**WHAT IS REQUIRED:**
Count up the lines below that hold "source", then give that count by itself.
══ SUPPLIED RECORDS ══
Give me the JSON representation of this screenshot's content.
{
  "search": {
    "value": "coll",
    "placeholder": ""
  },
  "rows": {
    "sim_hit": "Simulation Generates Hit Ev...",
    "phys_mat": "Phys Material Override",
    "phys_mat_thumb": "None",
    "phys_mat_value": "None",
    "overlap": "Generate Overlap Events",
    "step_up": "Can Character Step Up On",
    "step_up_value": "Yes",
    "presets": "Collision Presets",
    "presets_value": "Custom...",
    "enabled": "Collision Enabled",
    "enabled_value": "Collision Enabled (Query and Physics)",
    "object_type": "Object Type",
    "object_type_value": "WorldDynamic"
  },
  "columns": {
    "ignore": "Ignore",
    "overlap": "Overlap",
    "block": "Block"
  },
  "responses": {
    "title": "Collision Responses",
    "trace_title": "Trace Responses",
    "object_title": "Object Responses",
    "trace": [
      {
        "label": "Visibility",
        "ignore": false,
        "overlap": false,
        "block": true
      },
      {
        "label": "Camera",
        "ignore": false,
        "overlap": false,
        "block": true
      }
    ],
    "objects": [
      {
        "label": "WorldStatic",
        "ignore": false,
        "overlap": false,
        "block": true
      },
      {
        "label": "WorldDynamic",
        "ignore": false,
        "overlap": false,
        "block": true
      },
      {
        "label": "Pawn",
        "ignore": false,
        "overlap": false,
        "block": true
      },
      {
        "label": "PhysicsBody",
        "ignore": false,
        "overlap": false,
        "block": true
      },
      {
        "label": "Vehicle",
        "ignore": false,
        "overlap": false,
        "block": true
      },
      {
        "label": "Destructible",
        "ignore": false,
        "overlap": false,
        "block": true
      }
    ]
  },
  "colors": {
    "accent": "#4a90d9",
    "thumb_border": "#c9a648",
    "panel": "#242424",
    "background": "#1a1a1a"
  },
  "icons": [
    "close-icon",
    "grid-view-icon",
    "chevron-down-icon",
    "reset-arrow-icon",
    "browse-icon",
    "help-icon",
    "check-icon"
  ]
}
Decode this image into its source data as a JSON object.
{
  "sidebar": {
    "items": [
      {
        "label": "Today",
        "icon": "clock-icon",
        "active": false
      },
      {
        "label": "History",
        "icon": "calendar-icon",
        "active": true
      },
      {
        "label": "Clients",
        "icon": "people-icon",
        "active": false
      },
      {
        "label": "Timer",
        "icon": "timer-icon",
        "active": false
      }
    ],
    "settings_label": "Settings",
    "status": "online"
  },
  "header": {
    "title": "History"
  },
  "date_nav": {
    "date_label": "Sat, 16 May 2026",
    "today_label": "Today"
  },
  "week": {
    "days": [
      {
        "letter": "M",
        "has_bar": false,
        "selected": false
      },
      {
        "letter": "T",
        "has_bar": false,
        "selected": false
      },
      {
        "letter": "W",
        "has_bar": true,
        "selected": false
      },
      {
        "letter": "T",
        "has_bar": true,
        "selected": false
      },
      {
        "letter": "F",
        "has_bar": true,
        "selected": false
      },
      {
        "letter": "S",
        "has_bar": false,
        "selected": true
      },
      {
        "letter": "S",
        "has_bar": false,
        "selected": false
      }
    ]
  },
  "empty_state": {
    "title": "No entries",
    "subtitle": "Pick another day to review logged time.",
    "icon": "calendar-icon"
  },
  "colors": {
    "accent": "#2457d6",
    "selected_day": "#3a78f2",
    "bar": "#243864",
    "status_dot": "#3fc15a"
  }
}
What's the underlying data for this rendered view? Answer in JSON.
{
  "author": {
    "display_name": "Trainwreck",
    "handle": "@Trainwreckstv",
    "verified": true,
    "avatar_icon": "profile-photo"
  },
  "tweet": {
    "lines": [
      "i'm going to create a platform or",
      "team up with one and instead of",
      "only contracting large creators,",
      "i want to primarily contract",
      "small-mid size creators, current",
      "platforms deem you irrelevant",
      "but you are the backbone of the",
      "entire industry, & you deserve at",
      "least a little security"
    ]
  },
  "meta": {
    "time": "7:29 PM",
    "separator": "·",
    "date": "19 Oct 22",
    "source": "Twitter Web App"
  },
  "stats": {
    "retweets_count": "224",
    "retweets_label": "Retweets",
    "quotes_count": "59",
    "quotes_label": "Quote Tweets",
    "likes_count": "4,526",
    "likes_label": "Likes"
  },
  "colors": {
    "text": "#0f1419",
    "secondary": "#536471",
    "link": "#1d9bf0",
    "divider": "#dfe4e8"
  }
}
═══
**OUTPUT OF THE TASK:**
2